Barack Obama's real challenge seems to be that he's having trouble reeling in the deep-pocketed, heavy hitters that were so key to any campaign (and that Mitt Romney does so well with.) The problem doesn't seem to be his policies or even the idea of raising taxes on rich people. It's that the president is not seen as sufficiently nice to big business owners. Business Insider's Grace Wyler spoke to one businessman in Ohio who has raised money for Democrats in the past, but now complains the he's feels disrespected.
I'm not opposed to Democrats on this issue. What bothers me is to hear that he is making employees — my team members — feel that I am somehow being unfair to them, like I am the bad guy."
The donor also appears to be upset that unlike the Clinton years, he wouldn't get a one-on-one meeting with the President when he visited his home town:
"That doesn't happen with this administration — I don't think he has reached out to the community in the way that he should,That doesn't happen with this administration — I don't think he has reached out to the community in the way that he should. It wasn't like this under Clinton."

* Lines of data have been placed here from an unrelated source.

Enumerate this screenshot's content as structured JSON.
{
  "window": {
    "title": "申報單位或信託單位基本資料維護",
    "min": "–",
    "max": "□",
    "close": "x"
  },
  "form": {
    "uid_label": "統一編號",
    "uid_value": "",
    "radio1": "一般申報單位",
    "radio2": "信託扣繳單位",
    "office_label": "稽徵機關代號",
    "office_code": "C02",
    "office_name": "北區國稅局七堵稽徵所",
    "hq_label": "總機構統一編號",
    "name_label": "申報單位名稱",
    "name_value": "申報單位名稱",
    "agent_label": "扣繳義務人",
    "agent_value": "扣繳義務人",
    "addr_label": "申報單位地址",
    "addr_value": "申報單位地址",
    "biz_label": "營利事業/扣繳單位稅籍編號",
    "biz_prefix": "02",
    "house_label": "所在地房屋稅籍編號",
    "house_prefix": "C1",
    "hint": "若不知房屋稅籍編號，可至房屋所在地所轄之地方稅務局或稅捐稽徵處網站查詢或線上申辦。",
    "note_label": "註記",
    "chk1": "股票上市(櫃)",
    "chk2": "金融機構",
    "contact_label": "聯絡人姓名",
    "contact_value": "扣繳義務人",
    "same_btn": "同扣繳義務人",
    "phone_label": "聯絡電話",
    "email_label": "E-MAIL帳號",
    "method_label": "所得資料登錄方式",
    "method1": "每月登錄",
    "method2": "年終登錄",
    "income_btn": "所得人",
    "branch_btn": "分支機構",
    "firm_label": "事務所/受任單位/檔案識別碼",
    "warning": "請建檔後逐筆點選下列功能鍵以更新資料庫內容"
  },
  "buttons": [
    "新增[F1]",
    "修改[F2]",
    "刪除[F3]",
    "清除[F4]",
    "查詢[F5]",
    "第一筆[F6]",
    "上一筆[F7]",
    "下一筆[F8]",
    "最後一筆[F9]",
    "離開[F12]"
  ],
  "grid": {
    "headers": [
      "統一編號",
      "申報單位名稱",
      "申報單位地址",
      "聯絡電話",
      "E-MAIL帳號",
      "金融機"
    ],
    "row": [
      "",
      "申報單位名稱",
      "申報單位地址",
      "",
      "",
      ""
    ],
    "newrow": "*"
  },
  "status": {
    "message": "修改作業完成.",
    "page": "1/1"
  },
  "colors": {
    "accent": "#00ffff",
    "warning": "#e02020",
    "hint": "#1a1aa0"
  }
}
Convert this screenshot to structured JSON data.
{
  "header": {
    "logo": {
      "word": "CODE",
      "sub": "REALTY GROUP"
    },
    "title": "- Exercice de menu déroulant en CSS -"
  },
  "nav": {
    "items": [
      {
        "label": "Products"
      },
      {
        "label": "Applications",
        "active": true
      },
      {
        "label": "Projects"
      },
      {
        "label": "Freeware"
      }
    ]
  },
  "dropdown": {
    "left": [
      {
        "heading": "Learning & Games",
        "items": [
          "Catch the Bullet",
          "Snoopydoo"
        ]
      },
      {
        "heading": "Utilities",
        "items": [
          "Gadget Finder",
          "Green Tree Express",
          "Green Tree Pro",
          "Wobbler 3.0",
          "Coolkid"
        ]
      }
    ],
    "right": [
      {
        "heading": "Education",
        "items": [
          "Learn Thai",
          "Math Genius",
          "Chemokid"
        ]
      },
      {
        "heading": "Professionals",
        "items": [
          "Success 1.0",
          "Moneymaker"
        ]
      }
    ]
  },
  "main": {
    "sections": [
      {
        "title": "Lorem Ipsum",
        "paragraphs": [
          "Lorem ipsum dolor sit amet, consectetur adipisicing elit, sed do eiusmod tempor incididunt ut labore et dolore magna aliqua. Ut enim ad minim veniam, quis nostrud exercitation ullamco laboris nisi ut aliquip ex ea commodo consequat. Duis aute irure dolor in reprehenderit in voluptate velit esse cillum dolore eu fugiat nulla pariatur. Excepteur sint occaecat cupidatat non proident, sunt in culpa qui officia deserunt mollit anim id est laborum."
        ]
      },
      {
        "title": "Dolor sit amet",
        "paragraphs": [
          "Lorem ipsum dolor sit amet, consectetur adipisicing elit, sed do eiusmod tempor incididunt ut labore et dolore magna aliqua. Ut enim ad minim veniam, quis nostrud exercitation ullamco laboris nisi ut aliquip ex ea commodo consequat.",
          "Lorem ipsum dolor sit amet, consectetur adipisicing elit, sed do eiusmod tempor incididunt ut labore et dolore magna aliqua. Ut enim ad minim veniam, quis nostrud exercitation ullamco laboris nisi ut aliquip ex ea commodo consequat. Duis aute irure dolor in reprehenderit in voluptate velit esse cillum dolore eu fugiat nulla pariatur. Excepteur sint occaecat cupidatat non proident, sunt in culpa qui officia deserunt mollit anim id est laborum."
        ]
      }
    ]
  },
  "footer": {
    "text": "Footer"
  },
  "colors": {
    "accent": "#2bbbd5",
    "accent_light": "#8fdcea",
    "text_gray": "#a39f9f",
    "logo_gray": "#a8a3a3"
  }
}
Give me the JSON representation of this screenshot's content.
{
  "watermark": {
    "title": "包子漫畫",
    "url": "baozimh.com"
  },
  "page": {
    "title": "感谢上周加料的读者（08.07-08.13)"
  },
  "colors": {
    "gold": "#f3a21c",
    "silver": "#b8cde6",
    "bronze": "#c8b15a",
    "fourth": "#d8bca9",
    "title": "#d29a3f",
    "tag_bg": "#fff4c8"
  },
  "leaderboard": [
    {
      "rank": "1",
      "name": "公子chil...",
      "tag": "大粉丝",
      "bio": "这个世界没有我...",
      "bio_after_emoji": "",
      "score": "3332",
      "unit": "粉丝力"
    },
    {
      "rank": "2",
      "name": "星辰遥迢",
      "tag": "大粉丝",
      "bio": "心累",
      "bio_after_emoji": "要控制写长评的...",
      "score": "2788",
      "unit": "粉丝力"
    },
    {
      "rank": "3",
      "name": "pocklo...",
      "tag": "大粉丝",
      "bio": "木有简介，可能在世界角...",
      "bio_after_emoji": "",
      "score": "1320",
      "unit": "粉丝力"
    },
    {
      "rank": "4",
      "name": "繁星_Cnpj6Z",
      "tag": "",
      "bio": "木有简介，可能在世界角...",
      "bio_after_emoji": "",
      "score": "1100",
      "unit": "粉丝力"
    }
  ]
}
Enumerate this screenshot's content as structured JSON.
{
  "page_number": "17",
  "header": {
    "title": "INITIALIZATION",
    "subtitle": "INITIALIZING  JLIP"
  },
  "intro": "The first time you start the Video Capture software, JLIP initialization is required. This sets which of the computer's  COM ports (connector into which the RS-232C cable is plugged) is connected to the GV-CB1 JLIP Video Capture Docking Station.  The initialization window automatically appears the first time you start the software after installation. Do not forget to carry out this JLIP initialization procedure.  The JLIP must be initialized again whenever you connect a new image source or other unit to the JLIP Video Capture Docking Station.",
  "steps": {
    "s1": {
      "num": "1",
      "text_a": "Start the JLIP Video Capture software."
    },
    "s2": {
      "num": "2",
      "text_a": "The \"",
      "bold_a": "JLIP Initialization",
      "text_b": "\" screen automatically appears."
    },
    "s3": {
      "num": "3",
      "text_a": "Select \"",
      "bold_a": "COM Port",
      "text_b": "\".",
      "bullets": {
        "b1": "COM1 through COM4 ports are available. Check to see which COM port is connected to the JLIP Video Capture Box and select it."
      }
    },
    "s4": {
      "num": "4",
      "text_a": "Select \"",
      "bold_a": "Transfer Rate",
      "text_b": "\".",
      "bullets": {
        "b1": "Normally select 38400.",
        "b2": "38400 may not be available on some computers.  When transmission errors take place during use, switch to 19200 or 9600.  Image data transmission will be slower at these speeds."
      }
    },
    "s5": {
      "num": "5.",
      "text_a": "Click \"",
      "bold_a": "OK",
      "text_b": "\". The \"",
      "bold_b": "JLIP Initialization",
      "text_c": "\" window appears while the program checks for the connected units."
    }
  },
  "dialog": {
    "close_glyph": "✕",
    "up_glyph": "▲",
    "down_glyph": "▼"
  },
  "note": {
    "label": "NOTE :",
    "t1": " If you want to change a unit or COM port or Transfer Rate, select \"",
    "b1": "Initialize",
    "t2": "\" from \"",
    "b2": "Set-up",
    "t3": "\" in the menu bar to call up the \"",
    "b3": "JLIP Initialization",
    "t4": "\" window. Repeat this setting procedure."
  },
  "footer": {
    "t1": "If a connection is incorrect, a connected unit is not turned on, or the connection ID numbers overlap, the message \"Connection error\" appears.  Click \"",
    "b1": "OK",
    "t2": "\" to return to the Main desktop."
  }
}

So what this donor is saying is that even though he agrees with the President's policies, he may not support him, because the President hasn't been nice enough. The just underscores how being a successful candidate is less about having the right ideas, and more about making the right people happy.